“All of us really have everything to thank for all he did for college baseball.”
One by one, each coach shared stories and their fondest memories of Garrido, the longtime coach who had a stroke and passed away in March at age 79.
It only seemed fitting when considering Garrido, who coached for 48 years, was Big 12 baseball for decades.
“Luckily, he shared so many (stories) so that his lifelong lessons and teachings can be passed on and shared with athletes for many, many years to come,” Oklahoma State coach Josh Holliday said.
Many of the anecdotes spoke to how Garrido built his career off treating others, using his selfless character to befriend coaches along the way.
Above all else, the respect and admiration for Garrido were blatantly obvious.
“The one thing he always relayed to us is it’s about relationships,” Baylor coach Steve Rodriguez said. “I say — just because of Augie — I always value how I am as a coach by the number of wedding invitations I get from former players. Hopefully, I made an impact in their life.”
Garrido’s presence was always felt.
West Virginia coach Randy Mazey spent 10 years, first as a TCU assistant and later West Virginia’s head coach, trying to impress Garrido. Mazey received the loudest laughter Tuesday when he explained how he tried to neutralize Garrido’s affinity of calling hit-and-runs by pitching out against Texas.
“After 26 pitchouts, I finally got a guy out,” Mazey said smiling. “To this day, I felt good about it.”
Some coaches simply couldn’t beat Garrido. He won 321 league games and seven league titles during his Texas tenure. For that, his peers considered him an innovator of the game. His teaching chops were elite.
It didn’t stop them from trying, though. Kansas coach Ritch Price said he left Cal Poly for Kansas in 2002 primarily to compete against a living legend.
Price first met Garrido in the mid-‘90s when Cal Poly played Garrido's Cal State Fullerton squad. Price remembers asking Garrido why he bunted in the first inning early in the season. Garrido explained how he coached the first game of the season as if it was the College World Series.
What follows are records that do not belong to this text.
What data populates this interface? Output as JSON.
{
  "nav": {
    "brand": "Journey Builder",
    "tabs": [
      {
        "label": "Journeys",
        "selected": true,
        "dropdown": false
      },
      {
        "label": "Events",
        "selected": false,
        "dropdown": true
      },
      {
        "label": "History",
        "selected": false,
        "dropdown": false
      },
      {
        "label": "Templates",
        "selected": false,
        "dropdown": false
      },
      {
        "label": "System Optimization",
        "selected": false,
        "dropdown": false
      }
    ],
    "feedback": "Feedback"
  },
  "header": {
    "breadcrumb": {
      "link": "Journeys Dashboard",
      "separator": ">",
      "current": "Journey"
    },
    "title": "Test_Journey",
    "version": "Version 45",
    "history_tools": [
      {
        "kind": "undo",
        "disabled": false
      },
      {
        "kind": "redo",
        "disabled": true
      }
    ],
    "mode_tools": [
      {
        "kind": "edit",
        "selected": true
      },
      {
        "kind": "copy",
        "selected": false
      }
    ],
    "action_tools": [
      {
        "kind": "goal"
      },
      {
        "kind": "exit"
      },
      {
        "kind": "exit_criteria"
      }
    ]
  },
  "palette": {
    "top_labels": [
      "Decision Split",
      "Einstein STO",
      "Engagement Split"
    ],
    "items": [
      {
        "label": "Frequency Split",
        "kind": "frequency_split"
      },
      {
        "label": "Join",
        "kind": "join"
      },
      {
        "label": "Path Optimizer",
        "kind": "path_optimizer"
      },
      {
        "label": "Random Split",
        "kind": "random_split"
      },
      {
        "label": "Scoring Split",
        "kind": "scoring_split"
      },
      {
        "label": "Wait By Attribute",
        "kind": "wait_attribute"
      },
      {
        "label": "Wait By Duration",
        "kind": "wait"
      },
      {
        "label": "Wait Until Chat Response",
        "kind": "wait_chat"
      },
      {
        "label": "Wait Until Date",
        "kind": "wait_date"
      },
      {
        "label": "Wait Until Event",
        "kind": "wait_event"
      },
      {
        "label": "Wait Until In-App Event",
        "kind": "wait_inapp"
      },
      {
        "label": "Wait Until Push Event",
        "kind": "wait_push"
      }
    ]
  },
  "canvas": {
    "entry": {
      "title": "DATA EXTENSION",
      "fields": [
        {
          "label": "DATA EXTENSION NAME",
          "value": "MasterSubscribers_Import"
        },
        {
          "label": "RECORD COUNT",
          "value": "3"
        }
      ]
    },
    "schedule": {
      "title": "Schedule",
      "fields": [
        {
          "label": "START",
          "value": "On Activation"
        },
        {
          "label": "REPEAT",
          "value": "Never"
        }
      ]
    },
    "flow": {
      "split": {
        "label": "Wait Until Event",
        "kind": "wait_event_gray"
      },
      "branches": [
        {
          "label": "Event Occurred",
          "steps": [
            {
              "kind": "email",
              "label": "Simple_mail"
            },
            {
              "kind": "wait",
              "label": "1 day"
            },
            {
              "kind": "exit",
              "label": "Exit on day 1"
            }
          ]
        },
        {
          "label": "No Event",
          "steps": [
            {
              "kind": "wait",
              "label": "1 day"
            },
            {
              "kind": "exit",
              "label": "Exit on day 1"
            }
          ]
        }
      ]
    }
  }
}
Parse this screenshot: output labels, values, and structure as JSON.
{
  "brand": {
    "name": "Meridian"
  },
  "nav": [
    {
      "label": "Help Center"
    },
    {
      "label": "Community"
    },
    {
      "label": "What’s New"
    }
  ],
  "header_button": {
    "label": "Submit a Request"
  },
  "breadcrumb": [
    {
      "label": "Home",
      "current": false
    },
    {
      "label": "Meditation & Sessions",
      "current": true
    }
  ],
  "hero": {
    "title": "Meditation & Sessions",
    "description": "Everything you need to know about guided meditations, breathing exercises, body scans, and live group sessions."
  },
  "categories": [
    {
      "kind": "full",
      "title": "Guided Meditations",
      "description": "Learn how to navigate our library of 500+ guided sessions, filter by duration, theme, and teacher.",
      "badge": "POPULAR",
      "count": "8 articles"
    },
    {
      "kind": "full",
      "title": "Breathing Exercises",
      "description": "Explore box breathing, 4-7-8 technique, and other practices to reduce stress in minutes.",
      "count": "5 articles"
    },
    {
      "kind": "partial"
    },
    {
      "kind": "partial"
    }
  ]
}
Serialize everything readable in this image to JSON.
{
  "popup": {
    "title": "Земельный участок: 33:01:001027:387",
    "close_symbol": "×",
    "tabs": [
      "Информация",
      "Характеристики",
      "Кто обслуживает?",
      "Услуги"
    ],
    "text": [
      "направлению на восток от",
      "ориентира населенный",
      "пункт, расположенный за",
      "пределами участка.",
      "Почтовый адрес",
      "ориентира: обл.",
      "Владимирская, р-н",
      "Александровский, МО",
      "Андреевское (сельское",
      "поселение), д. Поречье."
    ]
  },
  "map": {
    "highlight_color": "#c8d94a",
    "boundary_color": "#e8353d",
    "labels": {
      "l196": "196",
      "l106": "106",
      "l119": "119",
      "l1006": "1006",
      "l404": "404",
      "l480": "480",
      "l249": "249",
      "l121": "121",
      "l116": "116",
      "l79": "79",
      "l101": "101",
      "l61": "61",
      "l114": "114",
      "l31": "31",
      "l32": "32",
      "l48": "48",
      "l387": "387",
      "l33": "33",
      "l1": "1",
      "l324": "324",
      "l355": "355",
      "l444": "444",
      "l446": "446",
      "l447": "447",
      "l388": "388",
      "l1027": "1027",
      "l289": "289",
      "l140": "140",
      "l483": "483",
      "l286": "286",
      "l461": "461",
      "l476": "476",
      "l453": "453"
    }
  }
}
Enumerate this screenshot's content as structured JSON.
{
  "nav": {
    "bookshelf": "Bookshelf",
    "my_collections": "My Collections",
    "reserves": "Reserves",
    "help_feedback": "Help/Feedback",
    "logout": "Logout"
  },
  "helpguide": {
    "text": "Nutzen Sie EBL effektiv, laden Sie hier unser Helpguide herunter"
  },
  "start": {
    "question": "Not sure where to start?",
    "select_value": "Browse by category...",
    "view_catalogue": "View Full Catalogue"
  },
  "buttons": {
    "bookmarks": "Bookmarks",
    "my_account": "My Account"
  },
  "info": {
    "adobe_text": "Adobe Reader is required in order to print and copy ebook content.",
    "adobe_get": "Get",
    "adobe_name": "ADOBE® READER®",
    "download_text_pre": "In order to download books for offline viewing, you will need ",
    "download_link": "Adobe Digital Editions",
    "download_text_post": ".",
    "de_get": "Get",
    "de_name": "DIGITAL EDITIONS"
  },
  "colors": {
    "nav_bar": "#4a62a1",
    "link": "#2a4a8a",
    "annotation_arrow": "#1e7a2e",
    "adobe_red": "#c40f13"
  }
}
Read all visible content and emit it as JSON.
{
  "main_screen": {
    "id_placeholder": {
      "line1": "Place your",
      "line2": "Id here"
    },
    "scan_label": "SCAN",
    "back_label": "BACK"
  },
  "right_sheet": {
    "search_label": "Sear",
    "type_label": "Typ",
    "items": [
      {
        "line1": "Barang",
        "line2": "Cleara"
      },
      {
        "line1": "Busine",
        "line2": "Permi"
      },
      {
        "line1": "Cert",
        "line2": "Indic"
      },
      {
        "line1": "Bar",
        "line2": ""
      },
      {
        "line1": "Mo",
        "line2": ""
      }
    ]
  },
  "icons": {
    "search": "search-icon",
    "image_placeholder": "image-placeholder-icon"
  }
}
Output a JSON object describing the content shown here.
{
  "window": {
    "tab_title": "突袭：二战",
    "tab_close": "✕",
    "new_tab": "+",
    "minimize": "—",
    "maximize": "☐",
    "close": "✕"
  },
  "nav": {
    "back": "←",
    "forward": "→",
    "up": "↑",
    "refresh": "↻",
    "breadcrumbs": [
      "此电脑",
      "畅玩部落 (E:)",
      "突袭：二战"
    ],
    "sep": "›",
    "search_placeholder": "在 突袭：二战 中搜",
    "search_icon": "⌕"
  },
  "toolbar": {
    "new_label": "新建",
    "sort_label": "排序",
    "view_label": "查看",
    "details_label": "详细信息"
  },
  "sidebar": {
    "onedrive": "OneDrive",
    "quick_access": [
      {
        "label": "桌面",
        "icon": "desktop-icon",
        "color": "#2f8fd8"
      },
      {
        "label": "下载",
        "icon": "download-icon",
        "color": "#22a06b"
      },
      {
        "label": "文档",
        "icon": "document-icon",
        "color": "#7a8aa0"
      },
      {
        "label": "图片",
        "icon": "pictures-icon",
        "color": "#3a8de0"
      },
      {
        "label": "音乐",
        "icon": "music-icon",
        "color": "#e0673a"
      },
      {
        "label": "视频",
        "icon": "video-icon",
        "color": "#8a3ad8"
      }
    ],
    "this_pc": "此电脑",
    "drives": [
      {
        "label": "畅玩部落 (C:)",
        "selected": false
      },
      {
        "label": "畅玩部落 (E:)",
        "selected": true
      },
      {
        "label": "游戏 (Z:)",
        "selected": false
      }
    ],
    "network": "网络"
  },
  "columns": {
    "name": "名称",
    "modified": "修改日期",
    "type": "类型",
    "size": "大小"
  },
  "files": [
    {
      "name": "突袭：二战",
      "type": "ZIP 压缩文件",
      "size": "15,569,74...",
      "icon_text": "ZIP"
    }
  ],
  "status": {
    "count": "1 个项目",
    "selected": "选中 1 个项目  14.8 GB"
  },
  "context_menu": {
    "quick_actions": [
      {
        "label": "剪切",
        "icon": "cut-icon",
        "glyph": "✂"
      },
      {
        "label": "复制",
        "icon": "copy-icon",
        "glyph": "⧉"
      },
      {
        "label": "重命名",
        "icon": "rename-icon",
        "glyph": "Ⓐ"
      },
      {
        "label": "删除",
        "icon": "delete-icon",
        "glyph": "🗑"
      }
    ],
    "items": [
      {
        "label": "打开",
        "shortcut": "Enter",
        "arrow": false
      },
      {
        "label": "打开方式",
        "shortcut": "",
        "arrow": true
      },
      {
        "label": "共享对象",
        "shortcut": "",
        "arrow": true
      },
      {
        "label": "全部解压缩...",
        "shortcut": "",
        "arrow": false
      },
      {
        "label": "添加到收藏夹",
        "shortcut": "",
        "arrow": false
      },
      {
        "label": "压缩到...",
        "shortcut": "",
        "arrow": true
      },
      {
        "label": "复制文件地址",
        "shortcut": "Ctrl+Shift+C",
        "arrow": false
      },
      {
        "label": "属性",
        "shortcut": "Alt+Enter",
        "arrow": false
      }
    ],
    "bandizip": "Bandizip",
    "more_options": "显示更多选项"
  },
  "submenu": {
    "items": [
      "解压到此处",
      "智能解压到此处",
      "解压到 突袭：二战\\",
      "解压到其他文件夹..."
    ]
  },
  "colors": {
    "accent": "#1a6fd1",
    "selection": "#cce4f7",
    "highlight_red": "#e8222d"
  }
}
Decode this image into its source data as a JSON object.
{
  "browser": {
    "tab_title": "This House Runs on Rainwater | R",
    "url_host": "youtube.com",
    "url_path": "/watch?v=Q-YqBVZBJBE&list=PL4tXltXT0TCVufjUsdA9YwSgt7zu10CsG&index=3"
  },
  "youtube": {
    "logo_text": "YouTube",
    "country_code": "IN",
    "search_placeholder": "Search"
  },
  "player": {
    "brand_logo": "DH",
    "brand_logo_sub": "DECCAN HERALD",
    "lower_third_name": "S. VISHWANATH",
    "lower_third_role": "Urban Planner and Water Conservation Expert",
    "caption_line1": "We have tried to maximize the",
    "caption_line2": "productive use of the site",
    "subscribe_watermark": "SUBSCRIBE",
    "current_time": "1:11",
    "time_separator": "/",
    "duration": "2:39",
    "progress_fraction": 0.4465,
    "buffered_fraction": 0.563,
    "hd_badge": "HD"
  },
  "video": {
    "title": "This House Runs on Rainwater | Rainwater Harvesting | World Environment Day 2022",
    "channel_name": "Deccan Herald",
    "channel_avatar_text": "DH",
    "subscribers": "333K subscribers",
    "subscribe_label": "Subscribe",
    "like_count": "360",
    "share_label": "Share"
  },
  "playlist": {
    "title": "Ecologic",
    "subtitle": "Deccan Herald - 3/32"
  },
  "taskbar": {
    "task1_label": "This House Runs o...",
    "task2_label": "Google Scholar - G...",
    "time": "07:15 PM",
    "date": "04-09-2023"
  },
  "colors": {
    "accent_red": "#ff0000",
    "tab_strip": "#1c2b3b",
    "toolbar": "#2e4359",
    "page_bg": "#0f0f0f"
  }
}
“He said it’s the single greatest sacrifice of this game,” Price recalled. “You play for your team, you get yourself up for your team and you play for the name on the front of your shirt.”
Garrido is remembered for winning five national championships (two with Texas), but he always wondered about the ones that got away. Texas coach David Pierce, who replaced Garrido in 2017, was with the coach during a 2015 trip to Singapore when, during a seminar, he was congratulated on winning the titles.
“He goes, ‘Well, thank you, but that means we failed (43) times,’” Pierce recalled. “That’s the expectations he has on all of those teams. A wonderful man, and I’m privileged to follow his footsteps.”
Garrido had a way with his words, like how he finished every text message sent to Pierce with “I cherish our friendship.”
A certain text message sent in 2015 to TCU Coach Jim Schlossnagle is one he’ll never forget.
An eventual College World Series participant that year, TCU was “embarrassed” during the Big 12 tournament by losing its first two games. By the time Schlossnagle was back on the bus, a long text message from Garrido awaited him.
“He said this is the best thing to happen to your team — here’s how you should handle it and he’s what I would do,” Schlossnagle said. “He was so selfless.”
Schlossnagle noted how Garrido became a personal mentor in his life during the past five years. The same could be said for Oklahoma coach Skip Johnson, who served as Garrido’s pitching coach for 10 years.
Johnson spoke candidly about his former boss before having to pass the microphone so he wouldn’t get emotional.
He mentioned how he wouldn’t be a head coach without Garrido’s guidance. He also offered up a way to continually honor Garrido’s legacy.
“Every coach up here would agree if the Big 12 and the NCAA Coach of the Year is not named after him, it’s a travesty,” Johnson said. “I really believe that. That’s what he’s all about. He’s an icon.”